Intellectual Property Journal
copyright, copyright theory, property theory, intellectual property, copies of copyright works
Copyright laws throughout the world are copyright holder centric and present a very fragmented source to comprehend the rights of users, and in particular of consumers owning copies of copyrighted works. Although in recent years, a growing number of commentators have worked towards defining the place of users in copyright law, little attention has been devoted to the nature and justifications of copy ownership of copyrighted works. This paper applies property and copyright theory to define and justify the existence of copy ownership of copyrighted works. It seeks to carve out in clearer terms the place of copy ownership legally and normatively, to offer a counterbalance to a predominant copyright holder centric approach to copyright law. In Part One of this paper ((2010) 23 I.P.J. 83) I lay out the theoretical framework of property and copyright theory. In this Part Two, I apply the theoretical framework to define the nature of the copy of a copyrighted work, as well as its justifications. I also explore the ramifications of copyright acting as a property limitation rule to copy ownership, and how copy ownership can also act as a property-limitation rule of copyright.

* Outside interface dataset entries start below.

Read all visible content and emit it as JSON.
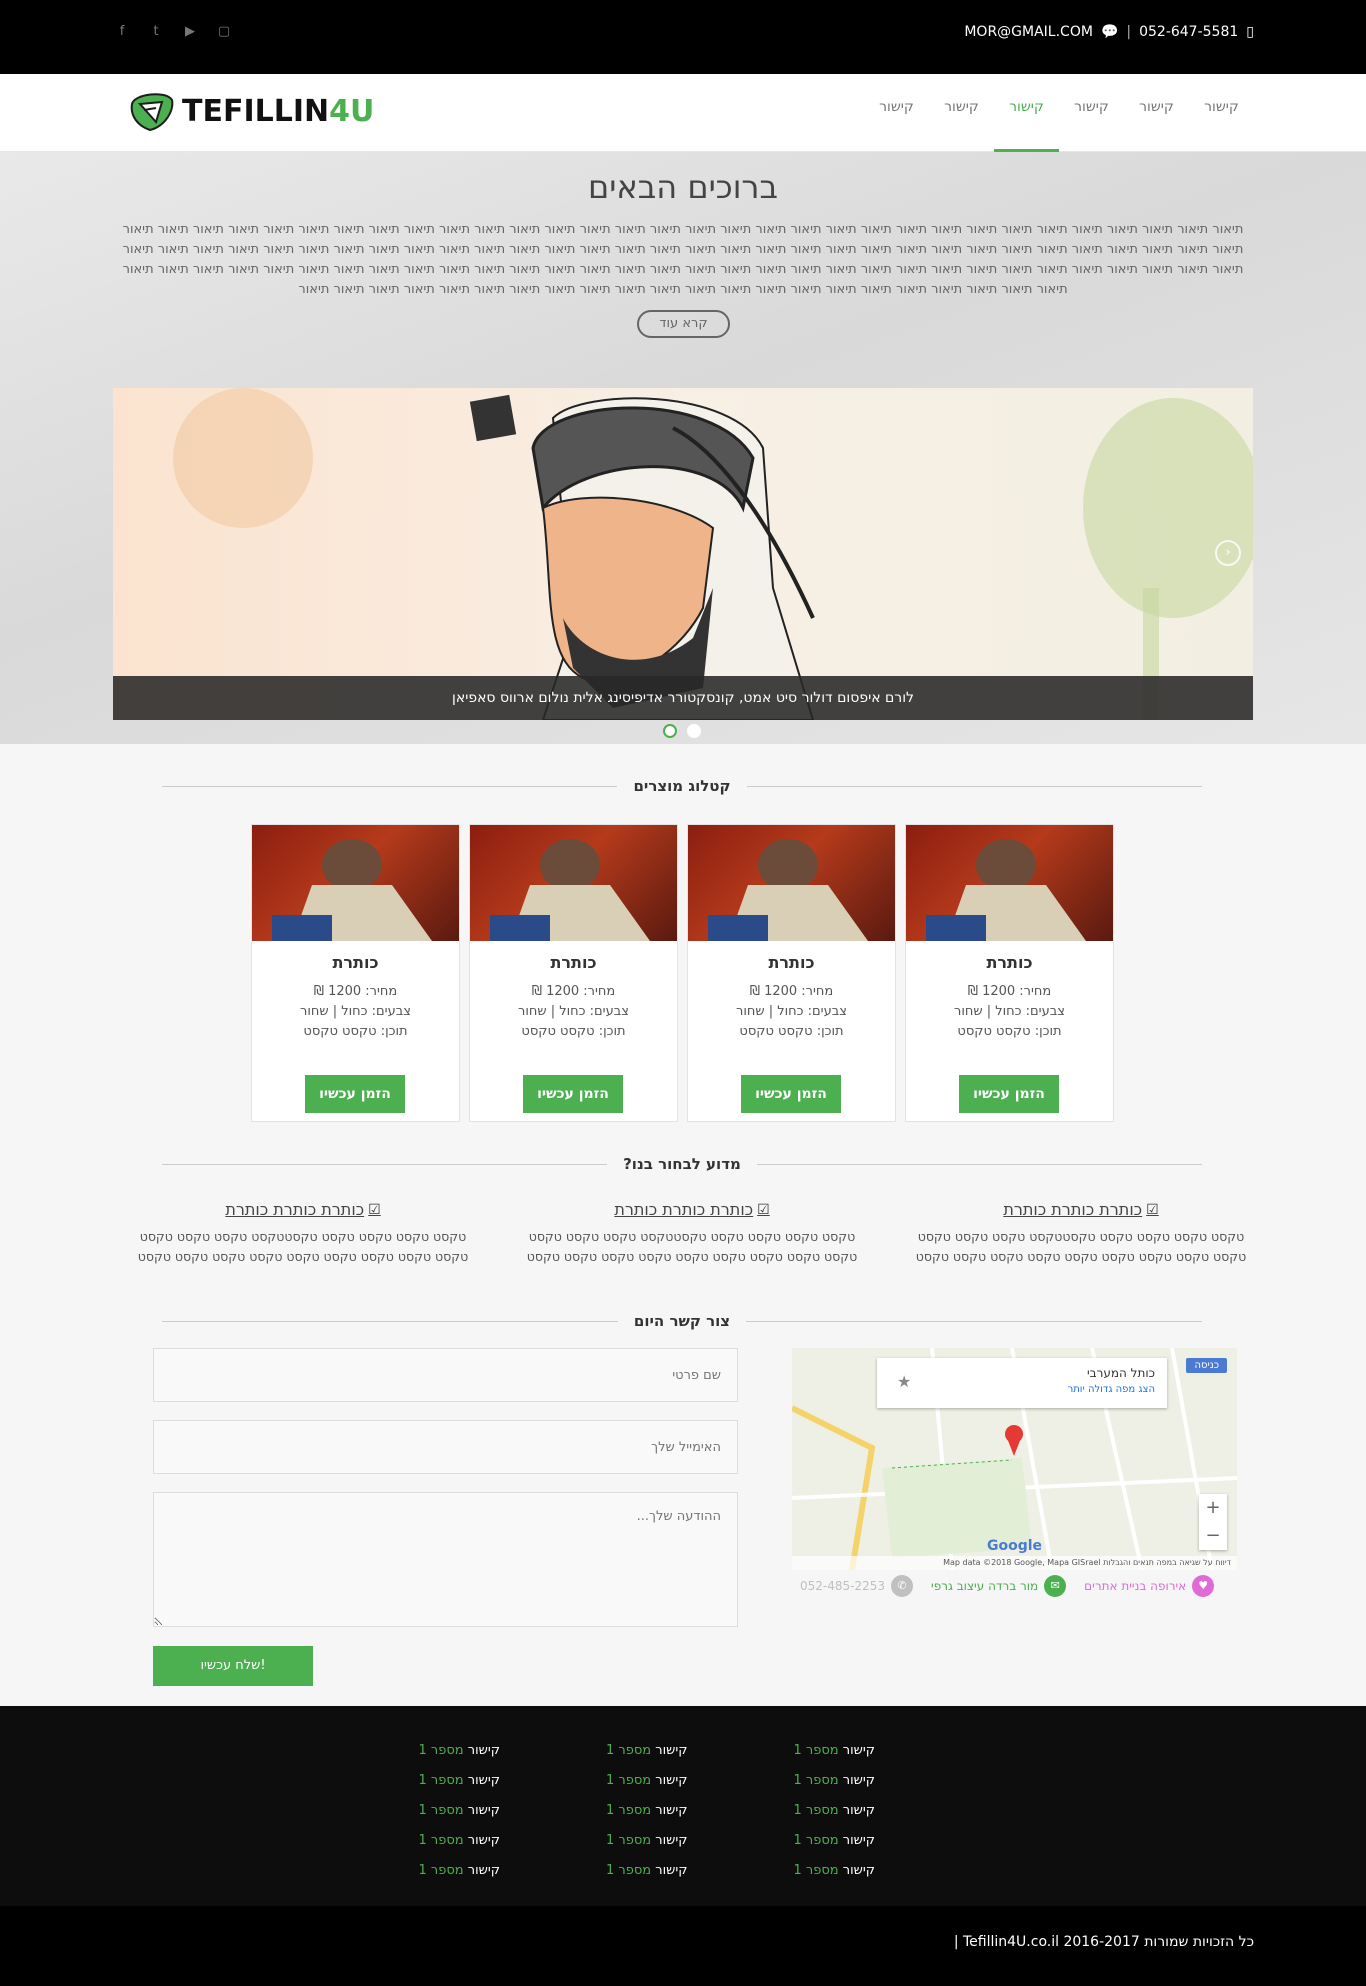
{
  "topbar": {
    "phone": "052-647-5581",
    "email": "MOR@GMAIL.COM",
    "separator": "|",
    "social": [
      "facebook-icon",
      "twitter-icon",
      "youtube-icon",
      "twitch-icon"
    ],
    "social_glyphs": [
      "f",
      "t",
      "▶",
      "▢"
    ]
  },
  "logo": {
    "text_main": "TEFILLIN",
    "text_accent": "4U"
  },
  "nav": {
    "items": [
      "קישור",
      "קישור",
      "קישור",
      "קישור",
      "קישור",
      "קישור"
    ],
    "active_index": 3
  },
  "hero": {
    "title": "ברוכים הבאים",
    "intro": "תיאור תיאור תיאור תיאור תיאור תיאור תיאור תיאור תיאור תיאור תיאור תיאור תיאור תיאור תיאור תיאור תיאור תיאור תיאור תיאור תיאור תיאור תיאור תיאור תיאור תיאור תיאור תיאור תיאור תיאור תיאור תיאור תיאור תיאור תיאור תיאור תיאור תיאור תיאור תיאור תיאור תיאור תיאור תיאור תיאור תיאור תיאור תיאור תיאור תיאור תיאור תיאור תיאור תיאור תיאור תיאור תיאור תיאור תיאור תיאור תיאור תיאור תיאור תיאור תיאור תיאור תיאור תיאור תיאור תיאור תיאור תיאור תיאור תיאור תיאור תיאור תיאור תיאור תיאור תיאור תיאור תיאור תיאור תיאור תיאור תיאור תיאור תיאור תיאור תיאור תיאור תיאור תיאור תיאור תיאור תיאור תיאור תיאור תיאור תיאור תיאור תיאור תיאור תיאור תיאור תיאור תיאור תיאור תיאור תיאור תיאור תיאור תיאור תיאור תיאור תיאור תיאור תיאור",
    "more_button": "קרא עוד",
    "slide_caption": "לורם איפסום דולור סיט אמט, קונסקטורר אדיפיסינג אלית נולום ארווס סאפיאן",
    "next_arrow": "›"
  },
  "catalog": {
    "title": "קטלוג מוצרים",
    "products": [
      {
        "title": "כותרת",
        "price": "מחיר: 1200 ₪",
        "colors": "צבעים: כחול | שחור",
        "content": "תוכן: טקסט טקסט",
        "button": "הזמן עכשיו"
      },
      {
        "title": "כותרת",
        "price": "מחיר: 1200 ₪",
        "colors": "צבעים: כחול | שחור",
        "content": "תוכן: טקסט טקסט",
        "button": "הזמן עכשיו"
      },
      {
        "title": "כותרת",
        "price": "מחיר: 1200 ₪",
        "colors": "צבעים: כחול | שחור",
        "content": "תוכן: טקסט טקסט",
        "button": "הזמן עכשיו"
      },
      {
        "title": "כותרת",
        "price": "מחיר: 1200 ₪",
        "colors": "צבעים: כחול | שחור",
        "content": "תוכן: טקסט טקסט",
        "button": "הזמן עכשיו"
      }
    ]
  },
  "why": {
    "title": "מדוע לבחור בנו?",
    "items": [
      {
        "title": "כותרת כותרת כותרת",
        "text": "טקסט טקסט טקסט טקסט טקסטטקסט טקסט טקסט טקסט טקסט טקסט טקסט טקסט טקסט טקסט טקסט טקסט טקסט"
      },
      {
        "title": "כותרת כותרת כותרת",
        "text": "טקסט טקסט טקסט טקסט טקסטטקסט טקסט טקסט טקסט טקסט טקסט טקסט טקסט טקסט טקסט טקסט טקסט טקסט"
      },
      {
        "title": "כותרת כותרת כותרת",
        "text": "טקסט טקסט טקסט טקסט טקסטטקסט טקסט טקסט טקסט טקסט טקסט טקסט טקסט טקסט טקסט טקסט טקסט טקסט"
      }
    ]
  },
  "contact": {
    "title": "צור קשר היום",
    "name_placeholder": "שם פרטי",
    "email_placeholder": "האימייל שלך",
    "message_placeholder": "ההודעה שלך...",
    "send_button": "שלח עכשיו!",
    "map": {
      "place": "כותל המערבי",
      "larger_map": "הצג מפה גדולה יותר",
      "enter": "כניסה",
      "attribution": "Map data ©2018 Google, Mapa GISrael",
      "terms": "תנאים והגבלות",
      "report": "דיווח על שגיאה במפה",
      "brand": "Google"
    },
    "phone": "052-485-2253",
    "designer": "מור ברדה עיצוב גרפי",
    "builder": "אירופה בניית אתרים"
  },
  "footer": {
    "columns": [
      [
        {
          "label": "קישור",
          "num": "מספר 1"
        },
        {
          "label": "קישור",
          "num": "מספר 1"
        },
        {
          "label": "קישור",
          "num": "מספר 1"
        },
        {
          "label": "קישור",
          "num": "מספר 1"
        },
        {
          "label": "קישור",
          "num": "מספר 1"
        }
      ],
      [
        {
          "label": "קישור",
          "num": "מספר 1"
        },
        {
          "label": "קישור",
          "num": "מספר 1"
        },
        {
          "label": "קישור",
          "num": "מספר 1"
        },
        {
          "label": "קישור",
          "num": "מספר 1"
        },
        {
          "label": "קישור",
          "num": "מספר 1"
        }
      ],
      [
        {
          "label": "קישור",
          "num": "מספר 1"
        },
        {
          "label": "קישור",
          "num": "מספר 1"
        },
        {
          "label": "קישור",
          "num": "מספר 1"
        },
        {
          "label": "קישור",
          "num": "מספר 1"
        },
        {
          "label": "קישור",
          "num": "מספר 1"
        }
      ]
    ],
    "copyright": "כל הזכויות שמורות 2016-2017 Tefillin4U.co.il"
  },
  "colors": {
    "accent": "#4caf50",
    "topbar": "#000000",
    "footer": "#0d0d0d"
  }
}
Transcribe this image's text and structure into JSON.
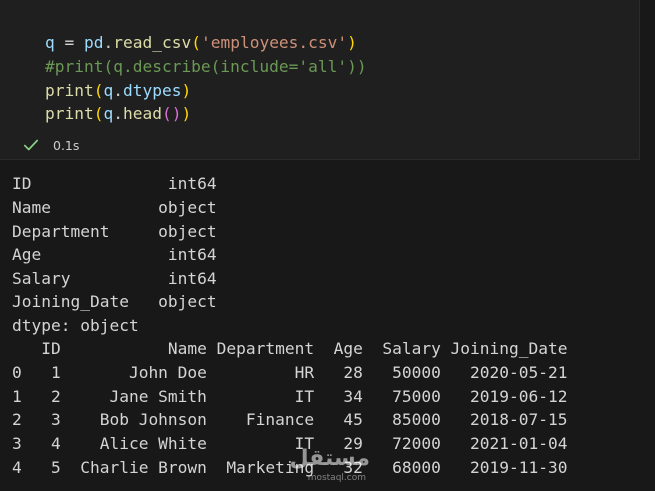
{
  "cell": {
    "code_lines": [
      [
        {
          "t": "q",
          "c": "tok-var"
        },
        {
          "t": " = ",
          "c": "tok-op"
        },
        {
          "t": "pd",
          "c": "tok-var"
        },
        {
          "t": ".",
          "c": "tok-pun"
        },
        {
          "t": "read_csv",
          "c": "tok-fn"
        },
        {
          "t": "(",
          "c": "br1"
        },
        {
          "t": "'employees.csv'",
          "c": "tok-str"
        },
        {
          "t": ")",
          "c": "br1"
        }
      ],
      [
        {
          "t": "#print(q.describe(include='all'))",
          "c": "tok-com"
        }
      ],
      [
        {
          "t": "print",
          "c": "tok-fn"
        },
        {
          "t": "(",
          "c": "br1"
        },
        {
          "t": "q",
          "c": "tok-var"
        },
        {
          "t": ".",
          "c": "tok-pun"
        },
        {
          "t": "dtypes",
          "c": "tok-var"
        },
        {
          "t": ")",
          "c": "br1"
        }
      ],
      [
        {
          "t": "print",
          "c": "tok-fn"
        },
        {
          "t": "(",
          "c": "br1"
        },
        {
          "t": "q",
          "c": "tok-var"
        },
        {
          "t": ".",
          "c": "tok-pun"
        },
        {
          "t": "head",
          "c": "tok-fn"
        },
        {
          "t": "()",
          "c": "br2"
        },
        {
          "t": ")",
          "c": "br1"
        }
      ]
    ],
    "status": {
      "icon": "check-icon",
      "time": "0.1s",
      "color": "#89d185"
    }
  },
  "output": {
    "dtypes_lines": [
      "ID              int64",
      "Name           object",
      "Department     object",
      "Age             int64",
      "Salary          int64",
      "Joining_Date   object",
      "dtype: object"
    ],
    "head_header": "   ID           Name Department  Age  Salary Joining_Date",
    "head_rows": [
      "0   1       John Doe         HR   28   50000   2020-05-21",
      "1   2     Jane Smith         IT   34   75000   2019-06-12",
      "2   3    Bob Johnson    Finance   45   85000   2018-07-15",
      "3   4    Alice White         IT   29   72000   2021-01-04",
      "4   5  Charlie Brown  Marketing   32   68000   2019-11-30"
    ]
  },
  "watermark": {
    "text": "مستقل",
    "url": "mostaql.com"
  }
}
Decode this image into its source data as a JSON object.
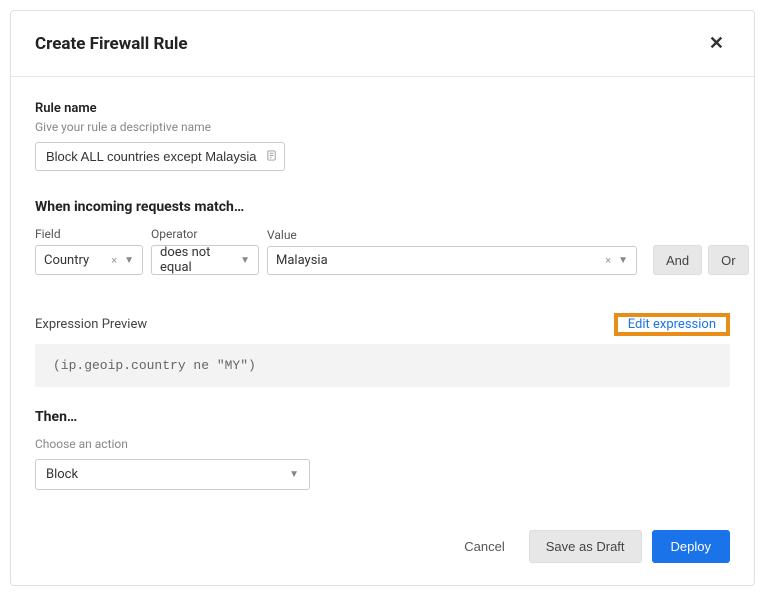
{
  "header": {
    "title": "Create Firewall Rule"
  },
  "rule_name": {
    "label": "Rule name",
    "desc": "Give your rule a descriptive name",
    "value": "Block ALL countries except Malaysia"
  },
  "match": {
    "heading": "When incoming requests match…",
    "field_label": "Field",
    "operator_label": "Operator",
    "value_label": "Value",
    "field": "Country",
    "operator": "does not equal",
    "value": "Malaysia",
    "and_label": "And",
    "or_label": "Or"
  },
  "expression": {
    "label": "Expression Preview",
    "edit_label": "Edit expression",
    "code": "(ip.geoip.country ne \"MY\")"
  },
  "then": {
    "heading": "Then…",
    "desc": "Choose an action",
    "action": "Block"
  },
  "footer": {
    "cancel": "Cancel",
    "draft": "Save as Draft",
    "deploy": "Deploy"
  }
}
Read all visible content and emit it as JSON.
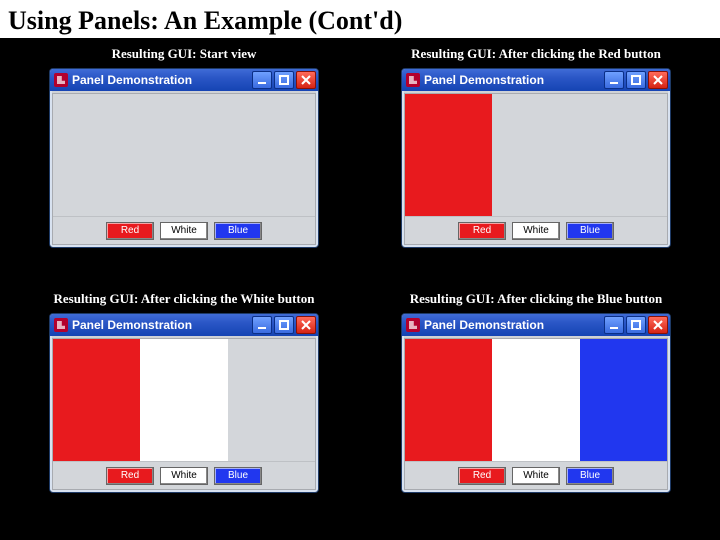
{
  "slide": {
    "title": "Using Panels: An Example (Cont'd)"
  },
  "windows": {
    "title": "Panel Demonstration",
    "buttons": {
      "red": "Red",
      "white": "White",
      "blue": "Blue"
    }
  },
  "captions": {
    "start": "Resulting GUI: Start view",
    "red": "Resulting GUI: After clicking the Red button",
    "white": "Resulting GUI: After clicking the White button",
    "blue": "Resulting GUI: After clicking the Blue button"
  },
  "states": {
    "start": {
      "left": "gray",
      "mid": "gray",
      "right": "gray"
    },
    "red": {
      "left": "red",
      "mid": "gray",
      "right": "gray"
    },
    "white": {
      "left": "red",
      "mid": "white",
      "right": "gray"
    },
    "blue": {
      "left": "red",
      "mid": "white",
      "right": "blue"
    }
  },
  "colors": {
    "red": "#e81a1e",
    "white": "#ffffff",
    "blue": "#2137ef",
    "gray": "#d3d6da"
  }
}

Chapdelaine, Pascale. (2013). Living in the Shadow of the Intangible: The Nature of the Copy of a Copyrighted Work (Part Two). Intellectual Property Journal, 23, 205-242.